Wall Street Warns Dems: No Donations if You Nominate Liz Warren
Wall Street and the DNC have been in bed together like a couple of newlyweds for years now, but the honeymoon might finally end if Senator Elizabeth Warren takes the presidential nomination next year.
CNBC's Brian Schwartz reports that "several high-dollar Democratic donors and fundraisers in the business community" plan to "sit out the presidential campaign fundraising cycle" should Warren sit -- must... resist... urge... to... make... sit Indian-style joke -- at the top of the ticket. A private equity executive who wishes to remain anonymous told the network, "You’re in a box because you’re a Democrat and you’re thinking, ‘I want to help the party, but she’s going to hurt me, so I’m going to help President Trump'."
Warren's proposed "wealth tax," while of dubious constitutionality, threatens to place a 2% tax on the wealth -- not earnings -- of households worth $50 million or more. That's a lot of Wall Street people, it's safe to say.
"Democratic" socialist candidate Bernie Sanders promises an even bigger wealth tax, with a 1% levy on households worth more than $32 million, going all the way up to 8% for fortunes over $10 billion. So far Wall Street doesn't feel as threatened by the prospect of a Bernie candidacy, but with frontrunner Joe Biden sinking in poll after poll, who knows what might happen as the voting starts in Iowa next February.
Now that he's the incumbent, President Trump has had zero fundraising worries, and raked in another five million dollars in the last few days as the Democrats geared up their impeachment inquiry.

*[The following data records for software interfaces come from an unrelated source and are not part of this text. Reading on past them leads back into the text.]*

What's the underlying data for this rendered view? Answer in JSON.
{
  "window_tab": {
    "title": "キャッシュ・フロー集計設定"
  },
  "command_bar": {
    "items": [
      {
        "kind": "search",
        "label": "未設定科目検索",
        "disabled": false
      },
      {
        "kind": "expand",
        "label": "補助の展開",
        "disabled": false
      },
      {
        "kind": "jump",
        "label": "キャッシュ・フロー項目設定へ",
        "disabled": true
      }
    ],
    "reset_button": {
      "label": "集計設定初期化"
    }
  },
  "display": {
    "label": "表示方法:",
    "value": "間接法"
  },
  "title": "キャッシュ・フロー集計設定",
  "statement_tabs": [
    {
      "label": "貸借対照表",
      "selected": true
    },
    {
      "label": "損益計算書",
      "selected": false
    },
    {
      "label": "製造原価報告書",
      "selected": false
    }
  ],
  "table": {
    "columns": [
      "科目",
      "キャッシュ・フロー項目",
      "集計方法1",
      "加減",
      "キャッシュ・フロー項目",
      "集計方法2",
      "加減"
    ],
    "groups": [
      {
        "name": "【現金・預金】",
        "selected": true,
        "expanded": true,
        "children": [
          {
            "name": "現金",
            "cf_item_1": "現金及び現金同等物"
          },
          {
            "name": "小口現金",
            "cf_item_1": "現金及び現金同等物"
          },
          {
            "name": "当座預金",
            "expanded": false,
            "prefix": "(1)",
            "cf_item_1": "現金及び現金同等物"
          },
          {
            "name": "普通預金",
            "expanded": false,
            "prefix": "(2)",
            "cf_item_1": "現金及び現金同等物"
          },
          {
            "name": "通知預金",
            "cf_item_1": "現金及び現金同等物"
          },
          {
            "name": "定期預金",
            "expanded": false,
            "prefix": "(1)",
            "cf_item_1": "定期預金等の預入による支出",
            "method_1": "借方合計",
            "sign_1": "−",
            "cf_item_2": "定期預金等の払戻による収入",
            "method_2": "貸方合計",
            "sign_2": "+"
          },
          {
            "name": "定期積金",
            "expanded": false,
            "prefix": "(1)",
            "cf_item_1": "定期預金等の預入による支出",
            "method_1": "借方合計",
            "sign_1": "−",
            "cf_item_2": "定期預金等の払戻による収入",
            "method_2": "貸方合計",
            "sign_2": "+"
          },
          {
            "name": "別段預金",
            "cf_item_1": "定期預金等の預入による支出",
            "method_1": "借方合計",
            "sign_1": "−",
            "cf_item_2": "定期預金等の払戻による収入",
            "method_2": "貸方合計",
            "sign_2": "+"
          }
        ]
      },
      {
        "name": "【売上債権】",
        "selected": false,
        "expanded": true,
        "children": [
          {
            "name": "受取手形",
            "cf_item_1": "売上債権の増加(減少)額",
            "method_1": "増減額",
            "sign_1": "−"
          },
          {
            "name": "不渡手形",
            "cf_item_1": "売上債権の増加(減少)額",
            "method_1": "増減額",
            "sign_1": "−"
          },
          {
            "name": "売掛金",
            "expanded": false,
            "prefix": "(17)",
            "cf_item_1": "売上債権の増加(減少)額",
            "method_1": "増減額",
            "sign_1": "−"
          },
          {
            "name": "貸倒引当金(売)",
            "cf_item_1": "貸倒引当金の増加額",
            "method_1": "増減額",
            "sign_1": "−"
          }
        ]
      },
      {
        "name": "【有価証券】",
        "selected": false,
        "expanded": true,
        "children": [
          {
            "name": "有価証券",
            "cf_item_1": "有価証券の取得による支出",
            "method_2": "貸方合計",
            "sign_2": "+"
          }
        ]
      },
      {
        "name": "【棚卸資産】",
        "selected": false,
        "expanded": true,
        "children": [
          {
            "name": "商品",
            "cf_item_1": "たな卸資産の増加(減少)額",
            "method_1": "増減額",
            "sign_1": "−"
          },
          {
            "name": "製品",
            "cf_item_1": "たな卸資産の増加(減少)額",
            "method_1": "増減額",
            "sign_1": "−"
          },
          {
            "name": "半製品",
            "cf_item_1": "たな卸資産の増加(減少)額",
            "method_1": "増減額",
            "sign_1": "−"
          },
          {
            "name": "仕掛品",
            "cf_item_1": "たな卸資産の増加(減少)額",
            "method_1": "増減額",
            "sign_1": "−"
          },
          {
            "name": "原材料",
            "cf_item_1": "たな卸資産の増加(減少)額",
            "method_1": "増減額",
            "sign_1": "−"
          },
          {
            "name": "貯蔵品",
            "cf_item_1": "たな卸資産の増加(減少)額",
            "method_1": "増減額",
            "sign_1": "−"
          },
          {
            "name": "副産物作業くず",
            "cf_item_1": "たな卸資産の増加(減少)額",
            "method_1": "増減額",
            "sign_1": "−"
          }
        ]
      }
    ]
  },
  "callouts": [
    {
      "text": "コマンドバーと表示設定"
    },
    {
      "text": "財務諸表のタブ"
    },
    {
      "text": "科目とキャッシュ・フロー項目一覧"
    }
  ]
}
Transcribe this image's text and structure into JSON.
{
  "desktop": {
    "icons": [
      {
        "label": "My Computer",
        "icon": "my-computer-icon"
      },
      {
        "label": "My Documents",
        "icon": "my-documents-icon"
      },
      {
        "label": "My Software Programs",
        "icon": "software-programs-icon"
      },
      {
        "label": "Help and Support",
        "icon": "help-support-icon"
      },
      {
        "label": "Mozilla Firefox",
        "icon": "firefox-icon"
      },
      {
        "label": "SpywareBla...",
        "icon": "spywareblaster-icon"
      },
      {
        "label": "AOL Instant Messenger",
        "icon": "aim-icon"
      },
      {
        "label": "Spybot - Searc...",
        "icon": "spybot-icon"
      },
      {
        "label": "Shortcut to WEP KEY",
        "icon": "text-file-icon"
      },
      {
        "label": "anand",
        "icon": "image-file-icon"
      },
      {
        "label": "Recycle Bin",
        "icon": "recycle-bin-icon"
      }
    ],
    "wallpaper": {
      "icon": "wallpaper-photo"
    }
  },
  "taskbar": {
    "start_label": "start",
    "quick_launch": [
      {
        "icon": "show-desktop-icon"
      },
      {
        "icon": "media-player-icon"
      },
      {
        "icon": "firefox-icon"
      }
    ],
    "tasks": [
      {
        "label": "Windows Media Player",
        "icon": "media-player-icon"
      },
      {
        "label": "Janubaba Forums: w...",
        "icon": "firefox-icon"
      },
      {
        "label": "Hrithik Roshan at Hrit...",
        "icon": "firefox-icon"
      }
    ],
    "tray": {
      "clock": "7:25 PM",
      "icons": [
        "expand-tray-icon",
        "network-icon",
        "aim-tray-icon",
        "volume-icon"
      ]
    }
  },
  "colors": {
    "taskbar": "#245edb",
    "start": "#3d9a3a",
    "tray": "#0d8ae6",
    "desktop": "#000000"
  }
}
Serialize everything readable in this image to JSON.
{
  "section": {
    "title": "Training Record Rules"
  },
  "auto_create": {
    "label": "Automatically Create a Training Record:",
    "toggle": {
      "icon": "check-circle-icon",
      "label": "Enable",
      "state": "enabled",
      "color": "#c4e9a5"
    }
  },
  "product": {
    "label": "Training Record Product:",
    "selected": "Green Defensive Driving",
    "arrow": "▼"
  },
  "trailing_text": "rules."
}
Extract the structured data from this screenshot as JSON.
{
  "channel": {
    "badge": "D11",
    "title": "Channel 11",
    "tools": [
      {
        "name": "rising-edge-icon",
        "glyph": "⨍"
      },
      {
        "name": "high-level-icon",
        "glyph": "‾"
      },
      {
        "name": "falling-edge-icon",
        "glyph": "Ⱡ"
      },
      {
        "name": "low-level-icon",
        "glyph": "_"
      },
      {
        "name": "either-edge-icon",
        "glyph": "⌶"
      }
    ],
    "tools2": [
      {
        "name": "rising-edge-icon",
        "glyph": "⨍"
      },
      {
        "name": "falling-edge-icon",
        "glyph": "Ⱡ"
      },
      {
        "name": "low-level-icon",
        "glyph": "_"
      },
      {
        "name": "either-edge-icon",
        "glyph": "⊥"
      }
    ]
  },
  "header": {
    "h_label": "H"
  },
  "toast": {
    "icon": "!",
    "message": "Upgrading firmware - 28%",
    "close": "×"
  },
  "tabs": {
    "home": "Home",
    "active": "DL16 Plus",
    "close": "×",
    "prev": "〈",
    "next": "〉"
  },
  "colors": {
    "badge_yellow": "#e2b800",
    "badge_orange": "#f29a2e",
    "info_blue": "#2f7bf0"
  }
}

The bind for Democrats is: Nominate the next strongest candidate to Flailin' Joe, or risk defections in the wealthiest segment of their donor and fundraising base. It would also be more difficult than ever to paint Trump as reckless/evil/stupid/insert-the-daily-pejorative-here, if after four years in office he were to suddenly gain the support of some big-name, big-money Dems.
But going down the line of possible nominees after Warren, Sanders would be even worse -- for Wall Street and Main Street. And by the time they get past Sanders, Dems are looking at seriously tertiary candidates.
That's a sticky situation for any party to be in just one season away from the campaign kickoff, and I couldn't be happier to watch it.